Excerpts from an interface dataset
────

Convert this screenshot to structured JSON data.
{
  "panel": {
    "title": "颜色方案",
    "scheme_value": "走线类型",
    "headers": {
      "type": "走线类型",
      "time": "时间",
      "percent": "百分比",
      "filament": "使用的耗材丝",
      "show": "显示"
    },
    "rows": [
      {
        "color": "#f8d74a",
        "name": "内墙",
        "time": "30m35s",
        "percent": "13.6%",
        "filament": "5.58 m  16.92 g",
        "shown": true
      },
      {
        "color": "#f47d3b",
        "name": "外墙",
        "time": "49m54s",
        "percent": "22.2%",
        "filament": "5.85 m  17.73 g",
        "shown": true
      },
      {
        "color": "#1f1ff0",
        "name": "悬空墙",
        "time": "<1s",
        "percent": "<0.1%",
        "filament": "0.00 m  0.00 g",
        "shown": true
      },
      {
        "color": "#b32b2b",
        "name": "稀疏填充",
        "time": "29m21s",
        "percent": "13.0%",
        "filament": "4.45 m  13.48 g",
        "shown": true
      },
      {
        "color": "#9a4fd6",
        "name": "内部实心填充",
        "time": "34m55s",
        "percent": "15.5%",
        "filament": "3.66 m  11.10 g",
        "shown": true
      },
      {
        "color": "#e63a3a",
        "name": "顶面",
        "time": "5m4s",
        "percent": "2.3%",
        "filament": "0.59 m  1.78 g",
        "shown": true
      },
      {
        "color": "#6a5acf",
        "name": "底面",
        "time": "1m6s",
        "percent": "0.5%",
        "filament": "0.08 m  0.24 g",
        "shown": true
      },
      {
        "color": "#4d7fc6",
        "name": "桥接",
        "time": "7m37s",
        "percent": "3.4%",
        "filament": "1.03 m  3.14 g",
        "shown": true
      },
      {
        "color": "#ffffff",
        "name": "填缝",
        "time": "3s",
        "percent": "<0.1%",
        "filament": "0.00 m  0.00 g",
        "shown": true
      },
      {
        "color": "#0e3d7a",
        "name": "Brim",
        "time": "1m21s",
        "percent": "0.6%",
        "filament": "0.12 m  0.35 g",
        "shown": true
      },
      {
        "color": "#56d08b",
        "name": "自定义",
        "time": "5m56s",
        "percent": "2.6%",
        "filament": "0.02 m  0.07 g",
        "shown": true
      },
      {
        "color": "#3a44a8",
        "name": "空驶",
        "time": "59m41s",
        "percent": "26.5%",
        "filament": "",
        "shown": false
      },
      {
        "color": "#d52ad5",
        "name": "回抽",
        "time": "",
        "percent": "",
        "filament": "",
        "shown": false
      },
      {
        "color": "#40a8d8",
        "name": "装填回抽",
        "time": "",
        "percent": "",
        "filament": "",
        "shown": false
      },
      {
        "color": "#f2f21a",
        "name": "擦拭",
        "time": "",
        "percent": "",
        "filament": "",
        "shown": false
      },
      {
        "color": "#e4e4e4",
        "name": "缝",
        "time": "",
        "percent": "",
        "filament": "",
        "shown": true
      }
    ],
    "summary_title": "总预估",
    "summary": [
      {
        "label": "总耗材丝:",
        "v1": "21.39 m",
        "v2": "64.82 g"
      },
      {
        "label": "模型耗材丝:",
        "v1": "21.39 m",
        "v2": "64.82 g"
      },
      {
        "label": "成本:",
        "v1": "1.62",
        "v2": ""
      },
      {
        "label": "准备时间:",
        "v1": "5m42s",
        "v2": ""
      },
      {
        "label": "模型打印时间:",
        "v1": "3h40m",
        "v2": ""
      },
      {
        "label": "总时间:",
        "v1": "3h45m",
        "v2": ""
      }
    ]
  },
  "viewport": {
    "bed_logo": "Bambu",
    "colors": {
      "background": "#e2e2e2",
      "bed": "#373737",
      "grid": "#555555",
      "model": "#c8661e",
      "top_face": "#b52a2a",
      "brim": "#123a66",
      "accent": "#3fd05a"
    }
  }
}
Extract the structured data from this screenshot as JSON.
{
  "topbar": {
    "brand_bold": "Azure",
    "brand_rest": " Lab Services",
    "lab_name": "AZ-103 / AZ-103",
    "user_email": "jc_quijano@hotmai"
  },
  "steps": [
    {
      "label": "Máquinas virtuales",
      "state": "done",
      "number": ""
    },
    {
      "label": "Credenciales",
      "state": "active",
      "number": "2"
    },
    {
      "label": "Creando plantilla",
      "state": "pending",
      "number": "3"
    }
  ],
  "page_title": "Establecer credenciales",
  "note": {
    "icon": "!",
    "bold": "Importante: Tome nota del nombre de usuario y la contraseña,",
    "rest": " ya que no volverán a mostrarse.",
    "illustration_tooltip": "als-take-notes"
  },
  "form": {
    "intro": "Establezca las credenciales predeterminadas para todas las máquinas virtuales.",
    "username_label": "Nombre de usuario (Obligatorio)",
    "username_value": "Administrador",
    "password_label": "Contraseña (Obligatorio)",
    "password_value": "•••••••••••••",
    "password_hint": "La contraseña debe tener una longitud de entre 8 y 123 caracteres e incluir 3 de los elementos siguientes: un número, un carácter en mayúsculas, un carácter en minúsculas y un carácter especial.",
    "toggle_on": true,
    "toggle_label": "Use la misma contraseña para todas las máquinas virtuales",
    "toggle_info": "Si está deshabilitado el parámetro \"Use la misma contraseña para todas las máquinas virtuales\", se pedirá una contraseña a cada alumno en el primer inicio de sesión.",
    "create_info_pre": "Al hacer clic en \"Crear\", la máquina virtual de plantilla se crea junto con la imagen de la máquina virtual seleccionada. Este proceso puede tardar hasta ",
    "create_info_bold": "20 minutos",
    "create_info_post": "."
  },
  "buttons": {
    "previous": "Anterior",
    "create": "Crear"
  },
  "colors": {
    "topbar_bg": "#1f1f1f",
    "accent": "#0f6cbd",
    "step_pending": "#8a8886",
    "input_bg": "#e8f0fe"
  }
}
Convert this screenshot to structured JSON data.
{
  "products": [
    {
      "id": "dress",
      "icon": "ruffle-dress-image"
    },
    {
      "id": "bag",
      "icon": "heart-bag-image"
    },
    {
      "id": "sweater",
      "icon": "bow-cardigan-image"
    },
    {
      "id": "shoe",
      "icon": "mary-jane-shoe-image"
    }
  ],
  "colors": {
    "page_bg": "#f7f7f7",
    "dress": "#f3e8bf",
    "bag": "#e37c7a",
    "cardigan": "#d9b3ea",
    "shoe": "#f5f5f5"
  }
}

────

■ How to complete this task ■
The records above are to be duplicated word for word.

■ Solution for this problem ■
Convert this screenshot to structured JSON data.
{
  "panel": {
    "title": "颜色方案",
    "scheme_value": "走线类型",
    "headers": {
      "type": "走线类型",
      "time": "时间",
      "percent": "百分比",
      "filament": "使用的耗材丝",
      "show": "显示"
    },
    "rows": [
      {
        "color": "#f8d74a",
        "name": "内墙",
        "time": "30m35s",
        "percent": "13.6%",
        "filament": "5.58 m  16.92 g",
        "shown": true
      },
      {
        "color": "#f47d3b",
        "name": "外墙",
        "time": "49m54s",
        "percent": "22.2%",
        "filament": "5.85 m  17.73 g",
        "shown": true
      },
      {
        "color": "#1f1ff0",
        "name": "悬空墙",
        "time": "<1s",
        "percent": "<0.1%",
        "filament": "0.00 m  0.00 g",
        "shown": true
      },
      {
        "color": "#b32b2b",
        "name": "稀疏填充",
        "time": "29m21s",
        "percent": "13.0%",
        "filament": "4.45 m  13.48 g",
        "shown": true
      },
      {
        "color": "#9a4fd6",
        "name": "内部实心填充",
        "time": "34m55s",
        "percent": "15.5%",
        "filament": "3.66 m  11.10 g",
        "shown": true
      },
      {
        "color": "#e63a3a",
        "name": "顶面",
        "time": "5m4s",
        "percent": "2.3%",
        "filament": "0.59 m  1.78 g",
        "shown": true
      },
      {
        "color": "#6a5acf",
        "name": "底面",
        "time": "1m6s",
        "percent": "0.5%",
        "filament": "0.08 m  0.24 g",
        "shown": true
      },
      {
        "color": "#4d7fc6",
        "name": "桥接",
        "time": "7m37s",
        "percent": "3.4%",
        "filament": "1.03 m  3.14 g",
        "shown": true
      },
      {
        "color": "#ffffff",
        "name": "填缝",
        "time": "3s",
        "percent": "<0.1%",
        "filament": "0.00 m  0.00 g",
        "shown": true
      },
      {
        "color": "#0e3d7a",
        "name": "Brim",
        "time": "1m21s",
        "percent": "0.6%",
        "filament": "0.12 m  0.35 g",
        "shown": true
      },
      {
        "color": "#56d08b",
        "name": "自定义",
        "time": "5m56s",
        "percent": "2.6%",
        "filament": "0.02 m  0.07 g",
        "shown": true
      },
      {
        "color": "#3a44a8",
        "name": "空驶",
        "time": "59m41s",
        "percent": "26.5%",
        "filament": "",
        "shown": false
      },
      {
        "color": "#d52ad5",
        "name": "回抽",
        "time": "",
        "percent": "",
        "filament": "",
        "shown": false
      },
      {
        "color": "#40a8d8",
        "name": "装填回抽",
        "time": "",
        "percent": "",
        "filament": "",
        "shown": false
      },
      {
        "color": "#f2f21a",
        "name": "擦拭",
        "time": "",
        "percent": "",
        "filament": "",
        "shown": false
      },
      {
        "color": "#e4e4e4",
        "name": "缝",
        "time": "",
        "percent": "",
        "filament": "",
        "shown": true
      }
    ],
    "summary_title": "总预估",
    "summary": [
      {
        "label": "总耗材丝:",
        "v1": "21.39 m",
        "v2": "64.82 g"
      },
      {
        "label": "模型耗材丝:",
        "v1": "21.39 m",
        "v2": "64.82 g"
      },
      {
        "label": "成本:",
        "v1": "1.62",
        "v2": ""
      },
      {
        "label": "准备时间:",
        "v1": "5m42s",
        "v2": ""
      },
      {
        "label": "模型打印时间:",
        "v1": "3h40m",
        "v2": ""
      },
      {
        "label": "总时间:",
        "v1": "3h45m",
        "v2": ""
      }
    ]
  },
  "viewport": {
    "bed_logo": "Bambu",
    "colors": {
      "background": "#e2e2e2",
      "bed": "#373737",
      "grid": "#555555",
      "model": "#c8661e",
      "top_face": "#b52a2a",
      "brim": "#123a66",
      "accent": "#3fd05a"
    }
  }
}
Extract the structured data from this screenshot as JSON.
{
  "topbar": {
    "brand_bold": "Azure",
    "brand_rest": " Lab Services",
    "lab_name": "AZ-103 / AZ-103",
    "user_email": "jc_quijano@hotmai"
  },
  "steps": [
    {
      "label": "Máquinas virtuales",
      "state": "done",
      "number": ""
    },
    {
      "label": "Credenciales",
      "state": "active",
      "number": "2"
    },
    {
      "label": "Creando plantilla",
      "state": "pending",
      "number": "3"
    }
  ],
  "page_title": "Establecer credenciales",
  "note": {
    "icon": "!",
    "bold": "Importante: Tome nota del nombre de usuario y la contraseña,",
    "rest": " ya que no volverán a mostrarse.",
    "illustration_tooltip": "als-take-notes"
  },
  "form": {
    "intro": "Establezca las credenciales predeterminadas para todas las máquinas virtuales.",
    "username_label": "Nombre de usuario (Obligatorio)",
    "username_value": "Administrador",
    "password_label": "Contraseña (Obligatorio)",
    "password_value": "•••••••••••••",
    "password_hint": "La contraseña debe tener una longitud de entre 8 y 123 caracteres e incluir 3 de los elementos siguientes: un número, un carácter en mayúsculas, un carácter en minúsculas y un carácter especial.",
    "toggle_on": true,
    "toggle_label": "Use la misma contraseña para todas las máquinas virtuales",
    "toggle_info": "Si está deshabilitado el parámetro \"Use la misma contraseña para todas las máquinas virtuales\", se pedirá una contraseña a cada alumno en el primer inicio de sesión.",
    "create_info_pre": "Al hacer clic en \"Crear\", la máquina virtual de plantilla se crea junto con la imagen de la máquina virtual seleccionada. Este proceso puede tardar hasta ",
    "create_info_bold": "20 minutos",
    "create_info_post": "."
  },
  "buttons": {
    "previous": "Anterior",
    "create": "Crear"
  },
  "colors": {
    "topbar_bg": "#1f1f1f",
    "accent": "#0f6cbd",
    "step_pending": "#8a8886",
    "input_bg": "#e8f0fe"
  }
}
Convert this screenshot to structured JSON data.
{
  "products": [
    {
      "id": "dress",
      "icon": "ruffle-dress-image"
    },
    {
      "id": "bag",
      "icon": "heart-bag-image"
    },
    {
      "id": "sweater",
      "icon": "bow-cardigan-image"
    },
    {
      "id": "shoe",
      "icon": "mary-jane-shoe-image"
    }
  ],
  "colors": {
    "page_bg": "#f7f7f7",
    "dress": "#f3e8bf",
    "bag": "#e37c7a",
    "cardigan": "#d9b3ea",
    "shoe": "#f5f5f5"
  }
}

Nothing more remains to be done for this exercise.